==== Extracted material ====

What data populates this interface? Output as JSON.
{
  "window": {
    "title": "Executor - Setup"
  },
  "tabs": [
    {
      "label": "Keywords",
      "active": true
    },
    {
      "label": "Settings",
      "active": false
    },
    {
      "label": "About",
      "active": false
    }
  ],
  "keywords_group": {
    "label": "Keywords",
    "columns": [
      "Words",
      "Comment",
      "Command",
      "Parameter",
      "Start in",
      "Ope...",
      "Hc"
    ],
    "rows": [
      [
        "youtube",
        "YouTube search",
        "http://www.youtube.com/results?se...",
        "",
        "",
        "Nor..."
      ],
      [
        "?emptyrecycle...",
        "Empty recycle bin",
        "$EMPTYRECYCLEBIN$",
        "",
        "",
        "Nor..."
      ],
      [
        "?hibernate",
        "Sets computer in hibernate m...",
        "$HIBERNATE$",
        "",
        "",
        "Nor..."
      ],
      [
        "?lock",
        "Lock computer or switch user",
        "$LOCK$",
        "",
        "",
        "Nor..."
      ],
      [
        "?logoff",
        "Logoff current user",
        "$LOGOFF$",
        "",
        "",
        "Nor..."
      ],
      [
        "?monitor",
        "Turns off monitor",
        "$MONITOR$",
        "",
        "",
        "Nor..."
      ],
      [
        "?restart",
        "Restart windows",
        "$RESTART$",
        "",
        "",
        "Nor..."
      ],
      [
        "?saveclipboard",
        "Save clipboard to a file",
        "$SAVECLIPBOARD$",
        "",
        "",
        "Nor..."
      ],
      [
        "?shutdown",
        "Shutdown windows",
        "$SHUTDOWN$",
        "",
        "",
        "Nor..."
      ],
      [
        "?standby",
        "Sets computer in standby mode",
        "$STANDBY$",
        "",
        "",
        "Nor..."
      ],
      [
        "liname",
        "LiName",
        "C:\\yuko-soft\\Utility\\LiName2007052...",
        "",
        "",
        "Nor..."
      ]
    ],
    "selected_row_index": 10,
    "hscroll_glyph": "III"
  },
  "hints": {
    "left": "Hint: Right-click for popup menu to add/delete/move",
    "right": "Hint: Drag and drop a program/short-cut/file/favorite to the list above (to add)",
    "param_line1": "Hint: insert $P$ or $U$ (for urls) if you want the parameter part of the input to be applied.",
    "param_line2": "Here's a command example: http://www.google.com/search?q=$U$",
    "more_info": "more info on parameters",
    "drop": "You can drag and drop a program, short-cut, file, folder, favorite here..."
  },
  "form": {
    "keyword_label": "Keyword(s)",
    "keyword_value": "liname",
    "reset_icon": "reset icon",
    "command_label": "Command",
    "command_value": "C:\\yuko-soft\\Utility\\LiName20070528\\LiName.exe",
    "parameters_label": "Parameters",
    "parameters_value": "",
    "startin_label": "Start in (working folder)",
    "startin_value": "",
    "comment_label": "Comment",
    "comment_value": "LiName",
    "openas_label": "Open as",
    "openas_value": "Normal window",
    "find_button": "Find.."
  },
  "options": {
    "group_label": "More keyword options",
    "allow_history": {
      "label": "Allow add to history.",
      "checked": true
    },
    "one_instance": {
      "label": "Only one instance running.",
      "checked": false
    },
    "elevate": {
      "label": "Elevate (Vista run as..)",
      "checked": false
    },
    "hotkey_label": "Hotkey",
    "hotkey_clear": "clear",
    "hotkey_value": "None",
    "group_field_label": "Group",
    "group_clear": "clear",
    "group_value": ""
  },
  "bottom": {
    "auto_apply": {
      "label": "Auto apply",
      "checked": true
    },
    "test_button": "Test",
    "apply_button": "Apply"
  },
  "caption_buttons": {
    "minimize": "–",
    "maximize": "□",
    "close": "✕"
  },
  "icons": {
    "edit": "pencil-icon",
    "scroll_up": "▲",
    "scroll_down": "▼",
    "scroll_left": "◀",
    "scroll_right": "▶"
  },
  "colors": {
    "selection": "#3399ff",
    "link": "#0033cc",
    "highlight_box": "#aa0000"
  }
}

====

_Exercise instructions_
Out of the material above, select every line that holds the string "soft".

_Finished task_
        "C:\\yuko-soft\\Utility\\LiName2007052...",
    "command_value": "C:\\yuko-soft\\Utility\\LiName20070528\\LiName.exe",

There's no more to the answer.